Book Review: The Wideawake Hat, By Amanda Giorgis

Available at The Twizel Bookshop

cv_the_wideawake_hatFrom the Scottish highlands to the South Island of New Zealand, life was harsh for early pioneers, but Sophia and George McKay had hopes for a better future when they stepped ashore on Boxing Day 1848. The reader takes the journey with them as they travel inland to begin a life farming sheep in the Mackenzie Basin.

In her preface, author Amanda Giorgis explains ‘the area takes its name from James MacKenzie, who with his black and white collie dog Friday, famously rustled a thousand sheep and took them into the basin in mid-1850’. Living in the area she has explored much of the area so has been able to portray vividly the landscape and conditions to which the early settlers would encounter. The story of James MacKenzie caught the imagination of Giorgis and a friend as they were discovering more and more places associated with his name, and so the seed of this story were sown. ‘Here is my interpretation of James’ story born from the other sets of footprints found when he was arrested with the sheep.’

I love this area of New Zealand and have enjoyed a number of trips and holidays there, but this book brought it to life for me again with the strong historical storyline which had me engrossed from the first page.

It is an interesting read as it is pure fiction with solid, resilient characters ideal for the pioneering adventure they set out on. The author has woven historical details cleverly into the book. The interaction of the new settlers with local Māori has also been skillfully incorporated and the use of the Māori language adds intensity at appropriate times.

Amanda Giorgis was born in Somerset, England, emigrating to New Zealand in 2008. She lives in the MacKenzie district. I look forward to further writing by this author as The Wideawake Hat is her first novel , and the first in the Applecross Saga. It will be of interest to anyone who enjoys historical fiction with some suspense as well as those with an interest in farming.

Reviewed by Lesley McIntosh

The Wideawake Hat
by Amanda Giorgis

No ISBN recorded

Book Review: High Country Stations of the Mackenzie, by Mary Hobbs

Available in bookshops nationwide.

cv_high_country_stations_of_the_mackenzieTourists flock to New Zealand’s shores because they contain some of the
most stunning scenery in the world. The Mackenzie Country, nested beneath Mt Aoraki/Cook is one place that draws them. The combination of snowy mountains, placid blue lakes and yellow tussock combine to produce a picture-postcard scene. But behind this iconic image lie wonderful stories. These are the rich treasure which Mary Hobbs uncovers in her book.

Mary Hobbs is a local writer and as such she has access to many stories from the Mackenzie; some oral, some written. She has already published local stories and her style is both informative and readable. From this strong background she takes us on a trip around 11 of the stations in the area. Her research has uncovered tales of courage, hospitality and tragedy.

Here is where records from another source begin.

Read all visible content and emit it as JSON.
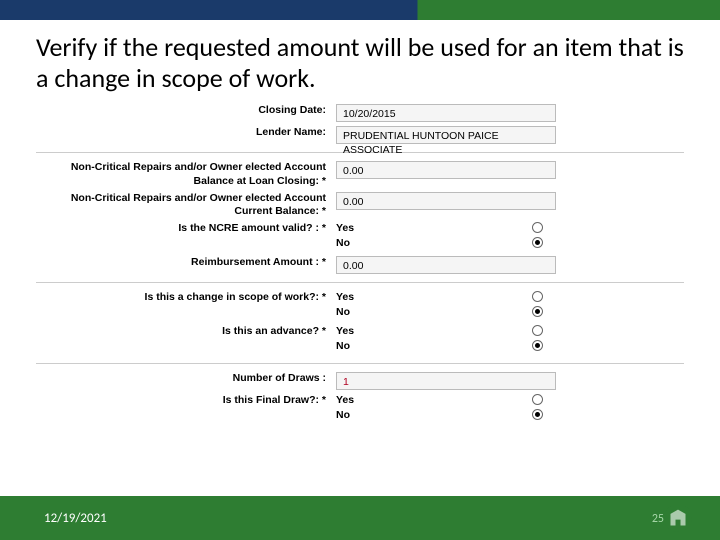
{
  "slide": {
    "title": "Verify if the requested amount will be used for an item that is a change in scope of work."
  },
  "fields": {
    "closing_date": {
      "label": "Closing Date:",
      "value": "10/20/2015"
    },
    "lender_name": {
      "label": "Lender Name:",
      "value": "PRUDENTIAL HUNTOON PAICE ASSOCIATE"
    },
    "ncre_balance_loan_closing": {
      "label": "Non-Critical Repairs and/or Owner elected Account Balance at Loan Closing: *",
      "value": "0.00"
    },
    "ncre_current_balance": {
      "label": "Non-Critical Repairs and/or Owner elected Account Current Balance: *",
      "value": "0.00"
    },
    "ncre_valid": {
      "label": "Is the NCRE amount valid? : *",
      "options": {
        "yes": "Yes",
        "no": "No"
      },
      "selected": "no"
    },
    "reimbursement_amount": {
      "label": "Reimbursement Amount : *",
      "value": "0.00"
    },
    "change_scope": {
      "label": "Is this a change in scope of work?: *",
      "options": {
        "yes": "Yes",
        "no": "No"
      },
      "selected": "no"
    },
    "is_advance": {
      "label": "Is this an advance? *",
      "options": {
        "yes": "Yes",
        "no": "No"
      },
      "selected": "no"
    },
    "number_of_draws": {
      "label": "Number of Draws :",
      "value": "1"
    },
    "is_final_draw": {
      "label": "Is this Final Draw?: *",
      "options": {
        "yes": "Yes",
        "no": "No"
      },
      "selected": "no"
    }
  },
  "footer": {
    "date": "12/19/2021",
    "page": "25"
  }
}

The account of the Mary Range Station includes the amazing journey which John Hutcheson took from Scotland to Wellington, then Wanganui, Nelson and Banks Peninsula. Along with Captain Sinclair, John Hutcheson helped transport the Deans to Canterbury, the Hays to Pigeon Bay and finally he with his new wife Mary, to the shores of Lake Pukaki. There are interesting asides in each tale, such as the discovery of many Moa bones in the Mackenzie. These were described by John as being so fresh he kept a wary eye out for the birds. At that time the struggle for survival was more important than extinct bird remains. The Birch Hill Station has an equally interesting history including links to the Crimean war (Mt Sebastapol) and the sadness of losing young children, now buried in the Burkes Pass Cemetery.

Where the Hermitage currently stands amidst the Mt Aoraki/Cook National Park, was once Mt Cook Station. The heroine of this tale is definitely Catherine Burnett. To her fell the task of entertaining the many visitors and celebrities wishing to view or climb Mt Cook. In the words of one traveller she was,”full to overflowing with the happiness of her life while discussing all sorts of plans for our comfort, and descanting on the hygienic properties of the air and the sunshine”. While this may have been his view, she also gave birth to 8 children, and was known for the help she gave to others in need in the area. Obviously the writer was a man!

I have been visiting the Mackenzie for 40 years and have always enjoyed hearing of, or reading the local stories. This book is a treasure as it contains both the early history, the intervening years, and the more recent status of these stations. So many of the names in the area come from people or events from the past.

Mary Hobbs has produced a book that works on many levels. It provides good historical facts, entertaining asides to events of the past, and a sense of the vision and courage of those who settled here. The photographs, both old and new, and the maps add to the visual pleasure of the book. However, do not be deceived into thinking this is a coffee table bauble. It is a superb piece of research from someone who truly loves the tales she shares.

I have already bought 2 copies to give to friends from Twizel for Christmas!

Reviewed by Kathy Watson

High Country Stations of the Mackenzie
by Mary Hobbs
Published by Potton & Burton
ISBN 9781927213513